#### What is being asked:
Return the lines below in which the string "name" occurs.

[Dataset rows for apps and sites]
──────────

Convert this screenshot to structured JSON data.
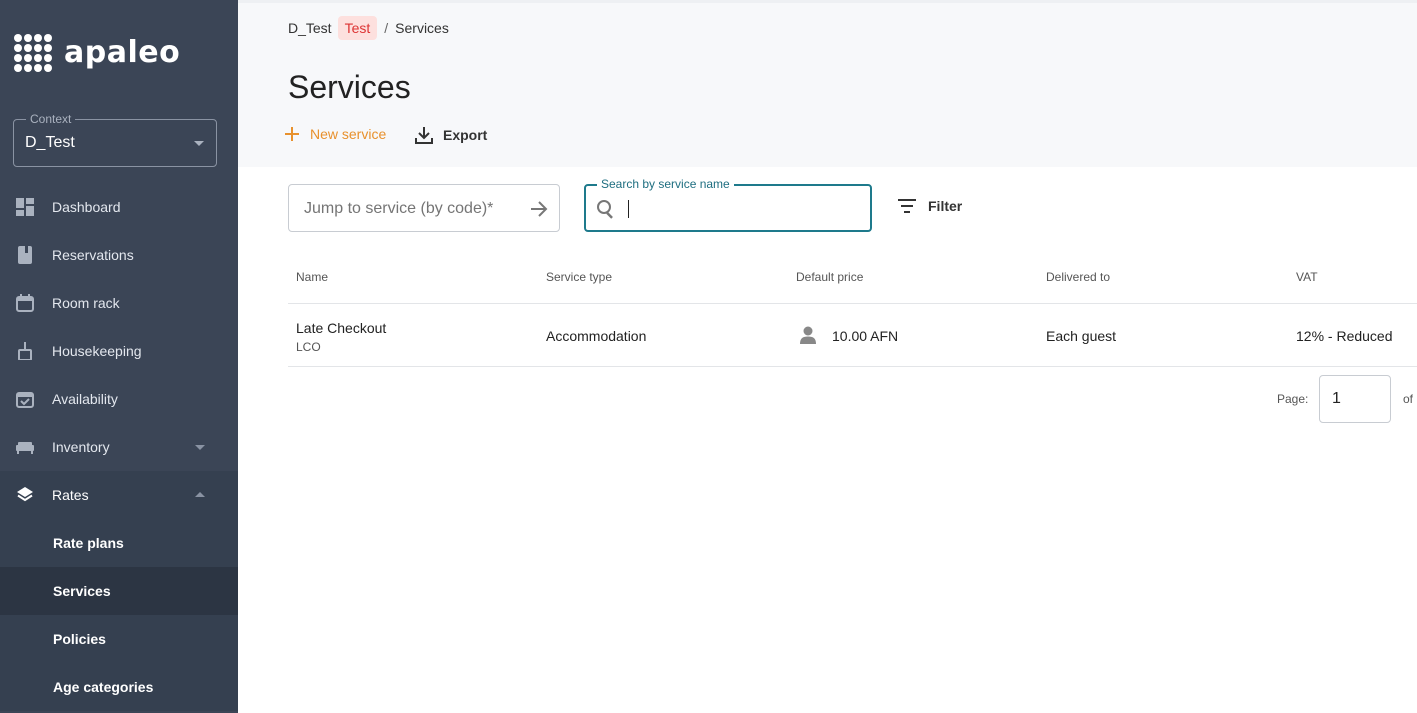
{
  "brand": {
    "name": "apaleo"
  },
  "context": {
    "legend": "Context",
    "value": "D_Test"
  },
  "nav": {
    "dashboard": "Dashboard",
    "reservations": "Reservations",
    "room_rack": "Room rack",
    "housekeeping": "Housekeeping",
    "availability": "Availability",
    "inventory": "Inventory",
    "rates": "Rates",
    "rate_plans": "Rate plans",
    "services": "Services",
    "policies": "Policies",
    "age_categories": "Age categories"
  },
  "breadcrumb": {
    "root": "D_Test",
    "badge": "Test",
    "separator": "/",
    "current": "Services"
  },
  "page": {
    "title": "Services"
  },
  "actions": {
    "new_service": "New service",
    "export": "Export"
  },
  "jump": {
    "placeholder": "Jump to service (by code)*"
  },
  "search": {
    "legend": "Search by service name",
    "value": ""
  },
  "filter": {
    "label": "Filter"
  },
  "table": {
    "headers": {
      "name": "Name",
      "service_type": "Service type",
      "default_price": "Default price",
      "delivered_to": "Delivered to",
      "vat": "VAT"
    },
    "rows": [
      {
        "name": "Late Checkout",
        "code": "LCO",
        "service_type": "Accommodation",
        "price": "10.00 AFN",
        "delivered_to": "Each guest",
        "vat": "12% - Reduced"
      }
    ]
  },
  "pagination": {
    "label": "Page:",
    "value": "1",
    "of": "of"
  },
  "colors": {
    "sidebar": "#3b4556",
    "accent": "#e8912d",
    "focus": "#1e7a8c",
    "badge_bg": "#fde0de",
    "badge_text": "#d33333"
  }
}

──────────

#### Answer for the task:
    "name": "apaleo"
    "legend": "Search by service name",
      "name": "Name",
        "name": "Late Checkout",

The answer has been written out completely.